This free family event will offer stage performances of multicultural music, dance, poetry and storytelling as well as numerous educational/cultural tables that will share culture, foods and information. Also featured will be an art gallery and food trucks with various ethnic cuisine. She adds, please bring your family and friends and celebrate with us at Bryn Du.
On Thursday, September 14th the Salvation Army‟s Annual Awards Luncheon will be held at the Newark Elks Club on North Third Street in downtown Newark. Tickets are $25 each for the 12 noon event and are available from Salvation Army Board members, and at their office on East Main Street. Honored this year will be longtime
supporter Bill Mitchell with the William Booth Award and local business Highlander Cleaners for 25-years of loyal support.
The West Licking Historical Society will feature their Pataskala Cemetery Walking Tour on Sunday, October1st from 2:00pm till 4:00pm.
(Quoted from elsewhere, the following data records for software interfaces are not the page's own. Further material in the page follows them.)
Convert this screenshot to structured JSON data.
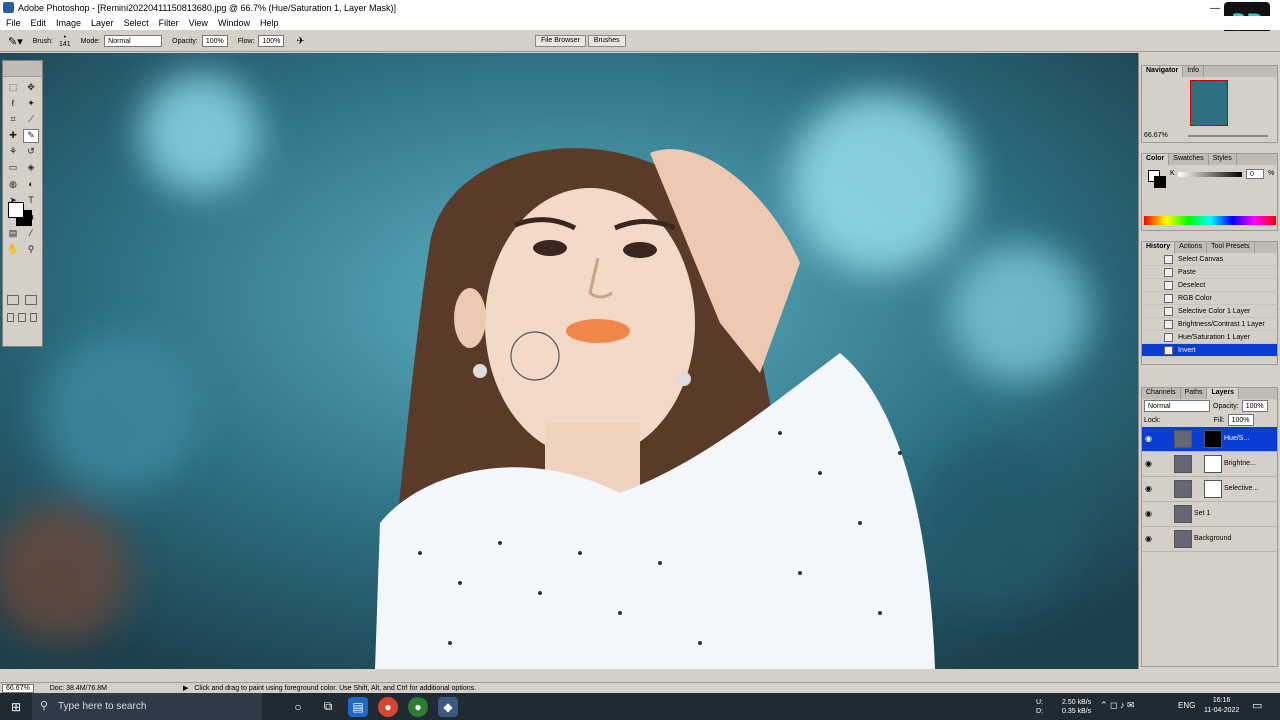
{
  "window": {
    "title": "Adobe Photoshop - [Remini20220411150813680.jpg @ 66.7% (Hue/Saturation 1, Layer Mask)]"
  },
  "menu": [
    "File",
    "Edit",
    "Image",
    "Layer",
    "Select",
    "Filter",
    "View",
    "Window",
    "Help"
  ],
  "options": {
    "brush_label": "Brush:",
    "brush_size": "141",
    "mode_label": "Mode:",
    "mode_value": "Normal",
    "opacity_label": "Opacity:",
    "opacity_value": "100%",
    "flow_label": "Flow:",
    "flow_value": "100%"
  },
  "palette_well": [
    "File Browser",
    "Brushes"
  ],
  "navigator": {
    "tabs": [
      "Navigator",
      "Info"
    ],
    "zoom": "66.67%"
  },
  "color_panel": {
    "tabs": [
      "Color",
      "Swatches",
      "Styles"
    ],
    "channel": "K",
    "value": "0",
    "unit": "%"
  },
  "history": {
    "tabs": [
      "History",
      "Actions",
      "Tool Presets"
    ],
    "items": [
      "Select Canvas",
      "Paste",
      "Deselect",
      "RGB Color",
      "Selective Color 1 Layer",
      "Brightness/Contrast 1 Layer",
      "Hue/Saturation 1 Layer",
      "Invert"
    ],
    "selected": "Invert"
  },
  "layers": {
    "tabs": [
      "Channels",
      "Paths",
      "Layers"
    ],
    "blend_mode": "Normal",
    "opacity_label": "Opacity:",
    "opacity_value": "100%",
    "lock_label": "Lock:",
    "fill_label": "Fill:",
    "fill_value": "100%",
    "rows": [
      {
        "name": "Hue/S...",
        "selected": true
      },
      {
        "name": "Brightne..."
      },
      {
        "name": "Selective..."
      },
      {
        "name": "Set 1"
      },
      {
        "name": "Background"
      }
    ]
  },
  "status": {
    "zoom": "66.67%",
    "doc": "Doc: 38.4M/76.8M",
    "hint": "Click and drag to paint using foreground color.  Use Shift, Alt, and Ctrl for additional options."
  },
  "taskbar": {
    "search_placeholder": "Type here to search",
    "net_up_label": "U:",
    "net_down_label": "D:",
    "net_up": "2.50 kB/s",
    "net_down": "0.35 kB/s",
    "lang": "ENG",
    "time": "16:16",
    "date": "11-04-2022"
  },
  "colors": {
    "accent": "#0a3dd4",
    "teal": "#2e6f82"
  }
}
You will be able to hear the stories of Tommy Allsup, a former slave who lived on the Abe Miller farm on Creek Road; Colonel John Alward, a member of a pioneer family and colonel in the State Militia; Dr. Loyd Bell, a physician in Pataskala in the early 1900‟s; Leverett Butler, „Deacon Butler‟ was known as the King of Hunters in the early 1800‟s; Carrie Cook Clark, a landlady and cook at the old hotel in Pataskala in the 1900‟s; W.C. Elliott, the first station master and telegrapher in Pataskala; George Lynn (aka Santa Claus), and not a happy Santa story; and Jessie B. McFadden, the first female postmistress at the Pataskala Post Office in the mid-1900‟s.
Tickets are available at the Pataskala Banking Company, Bremen Banking Center, Park National Bank in the Pataskala Krogers, Pataskala True Value Hardware and the Nutcracker Family Restaurant. The Historical Society is asking for a $10-donaltion for adults, $5 for youngsters 6-18 years, and children under 6-years free.
Starting (this) Friday, September 1st and continuing through Sunday, 3rd the Licking Valley Heritage Society presents the annual Flint Ridge Knap-In. Flint Ridge Park is at 7091 Brownsville Road in Southeastern Licking County. Visitors can learn from craftsmen and artisans about making arrowheads, spears and stone tools. It is a beautiful site to explore and learn of the area‟s history and geology! The cost is $5 per carload of visitors, and touring the Flint Ridge Museum is free.
The Davis-Shai House in Heath will host their 3rd annual community „Oktoberfest‟ on Saturday, September 23rd and admission is FREE. This fun family event will run from 3:00pm till 10:00pm with food, beverage (beer garden) and entertainment. Davis-Shai is located in 301 Central Parkway in Heath. You won‟t miss the Buckeye game as they will have big screen TV‟s. This event is presented by the Heath Community Arts Council.
Feel free to forward this e-mail in any direction you would like, and let me know the e-mail address of anyone who would like to be included on my Update Newsletter list.
I can also be e-mailed at, and my desk phone number at the Commissioner’s Office is 740-670-5118.
Best Regards! … Commissioner Tim Bubb
Tim Bubb, Commissioner